The Babylonians later lent their vineyard techniques to the Greeks, who passed them on to the Romans.
From there, wine vineyards sprang up all over Europe and eventually to New World locations in America, Australia, or anywhere the need was great to satisfy a taste for the grape.
Then, as now, the rows of neatly placed green grape vines may seem beautiful and romantic
from the other side of the fence, but ask any grape grower and
you'll find that working a vineyard is demanding -- physically, financially
Like all farmers, the people who raise wine grapes are subject to weather, market fluctuations, and microscopic
critters that would love to eat the fruits of their labor... and
the plants the fruit grows on. Whether the
vineyard is in California, Bordeaux or Australia, the concerns are the same.
Do you really want to own your own vineyard?
Novices to owning a vineyard are advised to mull over how steadfast their passion is for the hard work it takes.
Like a successful marriage, it should never be taken lightly unless you're ready for a deep commitment. Owning a vineyard is not for the faint of heart!
To start out, it's probably better to grow your own grapes than to be subject to market fluctuations in costs. Ask yourself what kind of wine grapes you want to grow, and which wines the market will bear. It also helps to bone up on oeneology and viticulture, or the serious science of growing grapes and the troubleshooting expertise that comes with it.
Do you grow grapes on flat land or easily drainable sloping hills? Remember that it's virtually impossible to get a mechanical harvester up a steep incline, so hiring seasonal workers for hand picking grapes becomes an absolute necessity.
Besides the natural vagaries of wind and weather, you'll also want to take into account financial start-up costs ranging at least into the high hundreds of thousands. This includes winemaking equipment (harvesters, vats, crushers, bottling machines) and supplies (bottles, labels, corks, foils.)
Later, there are marketing expenses -- and don't forget you'll be spending lots of time attending wine events and festivals throughout the year to get your name out there. (Do you own a company website? Better get one of those, too.)
Today, the current rage for organic wine growing presents it's own set of challenges. These include natural methods for keeping bugs and other insect pests away, as well as natural means for fighting mildew and a host of other grapevine diseases you're likely to encounter in any vineyard.

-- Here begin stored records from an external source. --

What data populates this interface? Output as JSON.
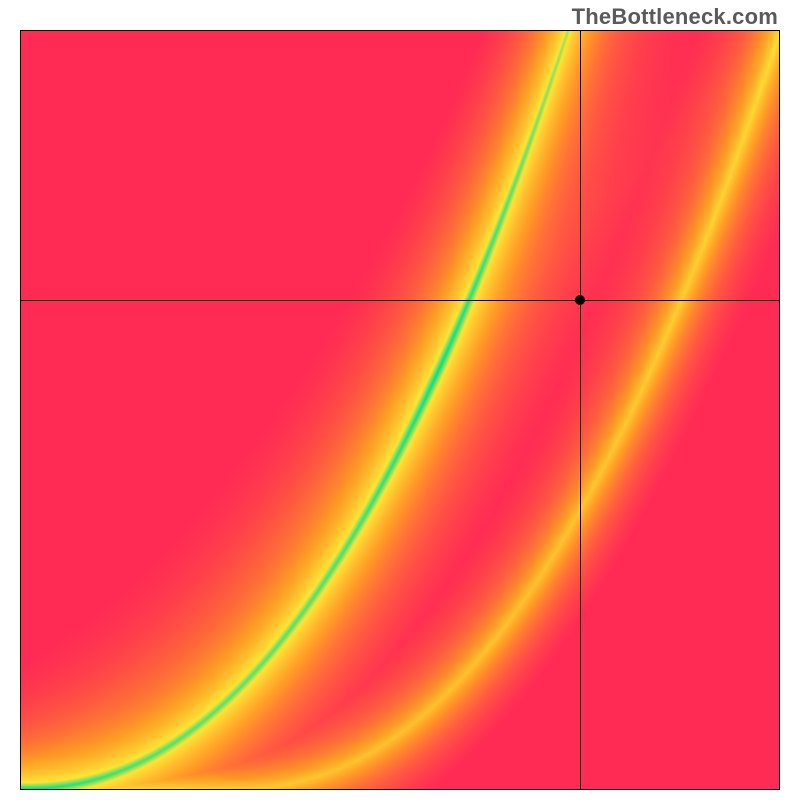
{
  "watermark": "TheBottleneck.com",
  "plot": {
    "crosshair": {
      "x_frac": 0.738,
      "y_frac": 0.355
    },
    "marker": {
      "x_frac": 0.738,
      "y_frac": 0.355
    },
    "ridge": {
      "x0": 0.0,
      "a": 2.05,
      "b": 2.2,
      "width0": 0.03,
      "width1": 0.11,
      "lobe_scale": 0.72
    },
    "colors": {
      "green": "#00e08a",
      "yellow": "#ffe536",
      "orange": "#ff9b26",
      "red": "#ff2b55"
    }
  },
  "chart_data": {
    "type": "heatmap",
    "title": "",
    "xlabel": "",
    "ylabel": "",
    "xlim": [
      0,
      1
    ],
    "ylim": [
      0,
      1
    ],
    "ridge_samples": [
      {
        "x": 0.0,
        "y": 0.0
      },
      {
        "x": 0.1,
        "y": 0.045
      },
      {
        "x": 0.2,
        "y": 0.125
      },
      {
        "x": 0.3,
        "y": 0.235
      },
      {
        "x": 0.4,
        "y": 0.37
      },
      {
        "x": 0.5,
        "y": 0.52
      },
      {
        "x": 0.6,
        "y": 0.68
      },
      {
        "x": 0.7,
        "y": 0.85
      },
      {
        "x": 0.76,
        "y": 0.96
      },
      {
        "x": 0.8,
        "y": 1.0
      }
    ],
    "secondary_lobe_offset": 0.28,
    "colorscale": [
      {
        "t": 0.0,
        "label": "green"
      },
      {
        "t": 0.18,
        "label": "yellow"
      },
      {
        "t": 0.55,
        "label": "orange"
      },
      {
        "t": 1.0,
        "label": "red"
      }
    ],
    "marker_point": {
      "x": 0.738,
      "y": 0.645
    },
    "annotations": []
  }
}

of the hardships, vintners seem never to lose the love of the
plant and the wine it produces. Bringing in a good harvest is
like watching a child grow up : its a heady mix of pride, thankfulness and

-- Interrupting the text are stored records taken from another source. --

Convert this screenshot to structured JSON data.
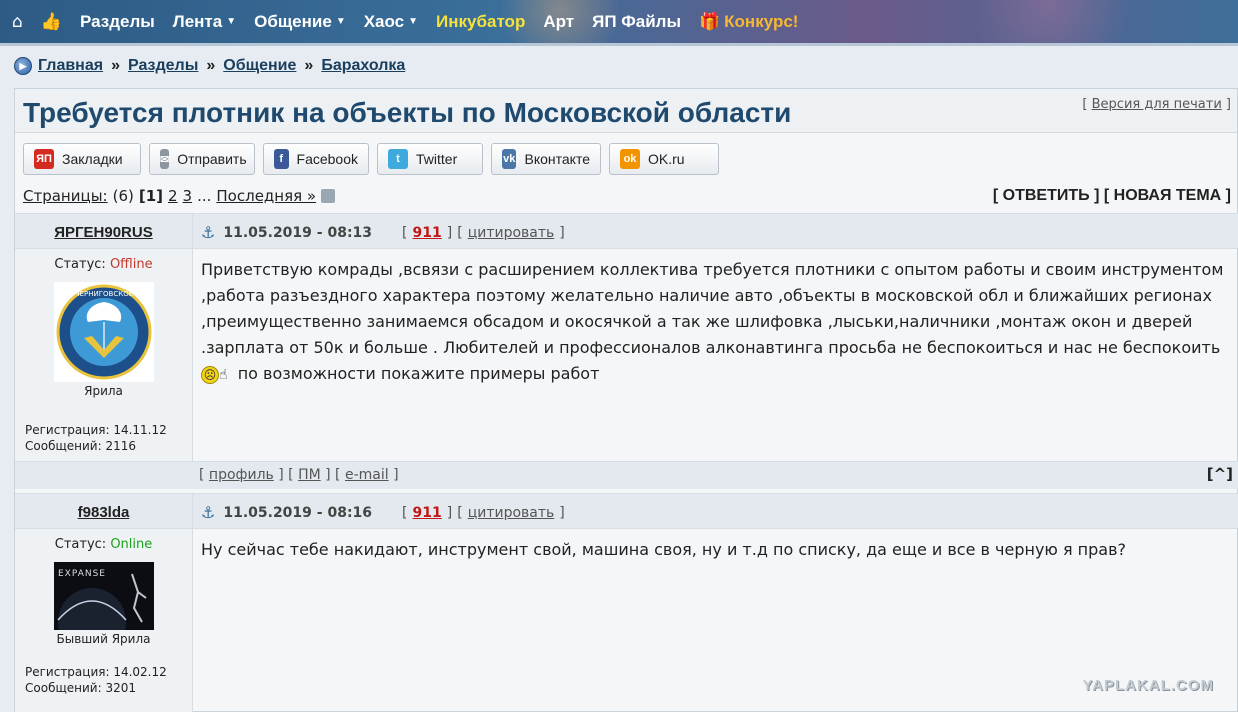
{
  "nav": {
    "items": [
      {
        "label": "Разделы",
        "caret": false,
        "style": "white"
      },
      {
        "label": "Лента",
        "caret": true,
        "style": "white"
      },
      {
        "label": "Общение",
        "caret": true,
        "style": "white"
      },
      {
        "label": "Хаос",
        "caret": true,
        "style": "white"
      },
      {
        "label": "Инкубатор",
        "caret": false,
        "style": "yellow"
      },
      {
        "label": "Арт",
        "caret": false,
        "style": "white"
      },
      {
        "label": "ЯП Файлы",
        "caret": false,
        "style": "white"
      },
      {
        "label": "Конкурс!",
        "caret": false,
        "style": "orange"
      }
    ],
    "caret_glyph": "▼"
  },
  "breadcrumb": {
    "items": [
      "Главная",
      "Разделы",
      "Общение",
      "Барахолка"
    ],
    "separator": "»"
  },
  "topic": {
    "title": "Требуется плотник на объекты по Московской области",
    "print_label": "Версия для печати"
  },
  "share": [
    {
      "label": "Закладки",
      "icon_text": "ЯП",
      "color": "#d42a1f",
      "icon": "yap-icon"
    },
    {
      "label": "Отправить",
      "icon_text": "✉",
      "color": "#8d969e",
      "icon": "mail-icon"
    },
    {
      "label": "Facebook",
      "icon_text": "f",
      "color": "#3b5998",
      "icon": "facebook-icon"
    },
    {
      "label": "Twitter",
      "icon_text": "t",
      "color": "#3ea9dd",
      "icon": "twitter-icon"
    },
    {
      "label": "Вконтакте",
      "icon_text": "vk",
      "color": "#4a76a8",
      "icon": "vk-icon"
    },
    {
      "label": "OK.ru",
      "icon_text": "ok",
      "color": "#f29400",
      "icon": "ok-icon"
    }
  ],
  "pagination": {
    "label": "Страницы:",
    "total": "(6)",
    "current": "[1]",
    "pages": [
      "2",
      "3"
    ],
    "ellipsis": "...",
    "last": "Последняя »",
    "reply": "[ ОТВЕТИТЬ ]",
    "new_topic": "[ НОВАЯ ТЕМА ]"
  },
  "posts": [
    {
      "author": "ЯРГЕН90RUS",
      "date": "11.05.2019 - 08:13",
      "post_num": "911",
      "quote_label": "цитировать",
      "status_label": "Статус:",
      "status": "Offline",
      "rank": "Ярила",
      "reg": "Регистрация: 14.11.12",
      "count": "Сообщений: 2116",
      "text_main": "Приветствую комрады ,всвязи с расширением коллектива требуется плотники с опытом работы и своим инструментом ,работа разъездного характера поэтому желательно наличие авто ,объекты в московской обл и ближайших регионах ,преимущественно занимаемся обсадом и окосячкой а так же шлифовка ,лыськи,наличники ,монтаж окон и дверей .зарплата от 50к и больше . Любителей и профессионалов алконавтинга просьба не беспокоиться и нас не беспокоить",
      "text_tail": "по возможности покажите примеры работ",
      "avatar_label": "ЧЕРНИГОВСКОЕ"
    },
    {
      "author": "f983lda",
      "date": "11.05.2019 - 08:16",
      "post_num": "911",
      "quote_label": "цитировать",
      "status_label": "Статус:",
      "status": "Online",
      "rank": "Бывший Ярила",
      "reg": "Регистрация: 14.02.12",
      "count": "Сообщений: 3201",
      "text_main": "Ну сейчас тебе накидают, инструмент свой, машина своя, ну и т.д по списку, да еще и все в черную я прав?",
      "avatar_label": "EXPANSE"
    }
  ],
  "post_footer": {
    "profile": "профиль",
    "pm": "ПМ",
    "email": "e-mail",
    "up": "[^]"
  },
  "watermark": "YAPLAKAL.COM",
  "colors": {
    "accent": "#1f4a6e",
    "offline": "#c0392b",
    "online": "#1aa31a",
    "post_num": "#c01818"
  }
}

Around the Web, find out more about the business of growing a vineyard from and for people who live the life
and are willing to share news, ideas, problems and their solutions...
More information about starting a vineyard around the Web:
Business - Grape Growing - This business-oriented site
carries the latest headlines and the stories to match. Pricing,
legislation, growing conditions and crop predictions are just
some of the areas covered.
Business Online - Online industry magazine for professionals
with a US focus. Articles, news, sales of bulk grapes, barrels
and other supplies and jobs listed.
Australian Wine Research Institute - This group may have
been founded to give the Aussies a competitive edge, but they
are willing to share some of what they've learned with outsiders
with a virtual library of information on grape growing.
- Eye candy galore - from a professional photographer with a love
of the grape - including stunning shots of vineyards & wineries,
with related Web cam.